It’s important to note that those who are critical of the medicalization of female sexual problems aren’t saying that many women don’t have problems engaging in and enjoying sex, or that those problems aren’t serious. Many note that there may even be a medical cause for some women. Instead, they caution that understanding women’s lack of sexual desire as only medical in nature neglects to acknowledge that women’s sexual problems can come from a myriad of issues, be they psychological, social, and/or medical, and that women deserve to have the best science can offer.
They worry that the over-medicalization of women’s sexual problems, and industry pandering a pill as the solution, could lead to millions of women being exposed to medicine with “health hazards and side effects,” as New View states – and potentially without any medical benefit.
Above all, though, women’s health advocates say that any drug that comes on the market should be held to the highest clinical standards – meaning it should be both safe and effective. And there’s no evidence that flibanserin is either effective or safe.
It’s already been rejected three times by the FDA, and with good reason: it’s been found to be only slightly better at increasing the frequency of “satisfying sexual events” than a placebo and comes with some significant side effects for many women. What’s more, whereas male sexual enhancement drugs like Viagra are only taken at the moment they’re needed, filbanserin is envisioned to be taken once a day for as long as a woman’s sexual problems last – which for some, could be in perpetuity.
As the National Women’s Health Network, Our Bodies Ourselves, and other consumer safety and feminist organizations wrote earlier this year in a letter to the FDA, urging them not to approve the drug, “The problem with flibanserin is not gender bias at the FDA but the drug itself.”
However, next week’s FDA meeting may signal that the body is bending to industry pressure. FDA spokeswoman Stephanie Yao notes that the FDA decided which areas to prioritize for public engagement based on public comments, which primarily came from patients, and that “FSD was identified because it is a chronic condition that affects functioning and activities of daily living and because of its complexity in finding the best ways to design clinical trials and evaluate the efficacy of potential medications.”
But Cacchioni is concerned that the meetings will be biased.

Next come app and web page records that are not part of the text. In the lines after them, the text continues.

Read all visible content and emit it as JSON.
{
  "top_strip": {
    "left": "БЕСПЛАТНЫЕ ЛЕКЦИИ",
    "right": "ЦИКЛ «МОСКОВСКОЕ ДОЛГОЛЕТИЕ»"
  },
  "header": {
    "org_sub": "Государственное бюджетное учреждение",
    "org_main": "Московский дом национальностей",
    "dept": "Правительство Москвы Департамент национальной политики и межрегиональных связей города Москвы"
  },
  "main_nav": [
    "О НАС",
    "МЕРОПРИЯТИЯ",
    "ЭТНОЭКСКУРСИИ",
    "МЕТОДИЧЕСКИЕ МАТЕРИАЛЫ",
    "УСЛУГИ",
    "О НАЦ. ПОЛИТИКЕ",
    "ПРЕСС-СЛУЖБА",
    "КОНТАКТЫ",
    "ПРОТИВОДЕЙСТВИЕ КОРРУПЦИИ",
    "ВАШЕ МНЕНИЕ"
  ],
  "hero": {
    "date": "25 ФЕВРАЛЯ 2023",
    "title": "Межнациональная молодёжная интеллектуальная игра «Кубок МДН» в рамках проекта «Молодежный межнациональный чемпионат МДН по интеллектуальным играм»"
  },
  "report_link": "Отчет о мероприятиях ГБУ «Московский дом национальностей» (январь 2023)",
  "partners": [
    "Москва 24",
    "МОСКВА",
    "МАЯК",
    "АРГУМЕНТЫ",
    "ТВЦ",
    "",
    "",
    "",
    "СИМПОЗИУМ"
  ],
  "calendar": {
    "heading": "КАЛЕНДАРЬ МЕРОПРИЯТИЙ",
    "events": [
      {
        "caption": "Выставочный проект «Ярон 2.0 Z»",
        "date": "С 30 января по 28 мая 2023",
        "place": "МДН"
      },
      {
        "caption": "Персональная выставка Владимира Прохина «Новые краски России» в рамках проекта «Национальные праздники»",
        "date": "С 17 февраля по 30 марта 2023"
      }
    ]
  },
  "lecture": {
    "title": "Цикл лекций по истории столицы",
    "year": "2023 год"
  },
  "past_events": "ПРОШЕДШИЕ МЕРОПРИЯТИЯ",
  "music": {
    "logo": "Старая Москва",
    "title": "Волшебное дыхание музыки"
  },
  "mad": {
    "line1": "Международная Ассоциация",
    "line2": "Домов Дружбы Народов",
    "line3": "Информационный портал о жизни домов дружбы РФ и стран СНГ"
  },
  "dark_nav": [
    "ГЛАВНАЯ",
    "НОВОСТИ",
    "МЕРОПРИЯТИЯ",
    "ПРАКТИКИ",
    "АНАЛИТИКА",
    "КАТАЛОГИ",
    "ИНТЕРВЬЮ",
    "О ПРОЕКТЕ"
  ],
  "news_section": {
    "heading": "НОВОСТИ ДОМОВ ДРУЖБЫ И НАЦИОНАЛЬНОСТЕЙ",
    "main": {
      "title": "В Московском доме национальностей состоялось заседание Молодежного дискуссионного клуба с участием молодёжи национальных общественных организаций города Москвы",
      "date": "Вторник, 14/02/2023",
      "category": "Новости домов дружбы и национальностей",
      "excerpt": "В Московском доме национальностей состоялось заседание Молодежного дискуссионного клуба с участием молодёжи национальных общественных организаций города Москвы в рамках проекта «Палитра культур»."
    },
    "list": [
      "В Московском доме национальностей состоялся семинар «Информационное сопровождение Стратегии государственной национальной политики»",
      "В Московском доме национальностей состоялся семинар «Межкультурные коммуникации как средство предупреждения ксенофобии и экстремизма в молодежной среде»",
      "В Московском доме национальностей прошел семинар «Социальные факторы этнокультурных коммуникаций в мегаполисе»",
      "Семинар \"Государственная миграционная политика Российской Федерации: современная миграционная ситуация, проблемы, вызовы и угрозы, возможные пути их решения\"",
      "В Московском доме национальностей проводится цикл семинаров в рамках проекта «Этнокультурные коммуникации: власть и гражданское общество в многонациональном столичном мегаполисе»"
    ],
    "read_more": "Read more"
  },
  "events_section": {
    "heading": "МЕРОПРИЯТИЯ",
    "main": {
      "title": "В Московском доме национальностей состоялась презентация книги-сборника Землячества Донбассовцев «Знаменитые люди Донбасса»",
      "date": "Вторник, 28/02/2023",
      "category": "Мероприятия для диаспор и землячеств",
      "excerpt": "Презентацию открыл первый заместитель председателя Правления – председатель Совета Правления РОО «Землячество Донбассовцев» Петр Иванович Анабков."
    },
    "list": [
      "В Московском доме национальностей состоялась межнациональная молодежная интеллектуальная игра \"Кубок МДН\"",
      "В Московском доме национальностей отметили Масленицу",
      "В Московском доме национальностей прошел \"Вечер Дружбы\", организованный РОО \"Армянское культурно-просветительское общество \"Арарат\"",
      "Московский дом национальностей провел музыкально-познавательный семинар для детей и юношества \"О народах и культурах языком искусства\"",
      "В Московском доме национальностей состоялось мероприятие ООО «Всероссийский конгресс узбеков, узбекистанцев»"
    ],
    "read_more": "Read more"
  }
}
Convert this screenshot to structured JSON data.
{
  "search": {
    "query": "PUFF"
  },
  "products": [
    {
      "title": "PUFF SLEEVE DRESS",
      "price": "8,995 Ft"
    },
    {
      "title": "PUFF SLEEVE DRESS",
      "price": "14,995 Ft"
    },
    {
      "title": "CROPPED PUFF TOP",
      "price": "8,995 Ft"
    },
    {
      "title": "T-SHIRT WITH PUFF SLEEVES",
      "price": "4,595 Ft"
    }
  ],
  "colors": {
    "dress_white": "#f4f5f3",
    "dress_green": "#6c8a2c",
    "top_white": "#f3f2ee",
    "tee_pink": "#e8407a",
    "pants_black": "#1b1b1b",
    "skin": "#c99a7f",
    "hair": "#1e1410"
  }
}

She says that she and other independent experts “tried to get on the [s[scientific]anel,” taking place on the second day of the FDA hearings, but “the FDA invited almost solely industry-sponsored experts.” She also surmises that most of the women who will be able to attend the meetings to speak about female sexual disorder may be connected to the Even the Score campaign, and therefore look favorably upon a medical diagnosis and medical solution (and specifically towards flibanserin).
There’s good reason to think Cacchioni’s skepticism is warranted. A memo circulated by the International Society for the Study of Women’s Health, a cosponsor of the Even the Score campaign that is connected to Sprout Pharmaceuticals, notes that “funding is now available (money is from multiple sources) to help support travel and hotel costs for patients to attend the meeting.”
“It seems benevolent, that we’ll hear from lay women and that their voices are represented,” says Cacchioni. “But [i[industry will]ave money that will bring in the patients who come from a particular perspective. . . . I don’t think this will be without bias. I don’t think this will be an objective portrayal of the ‘average woman.’ ”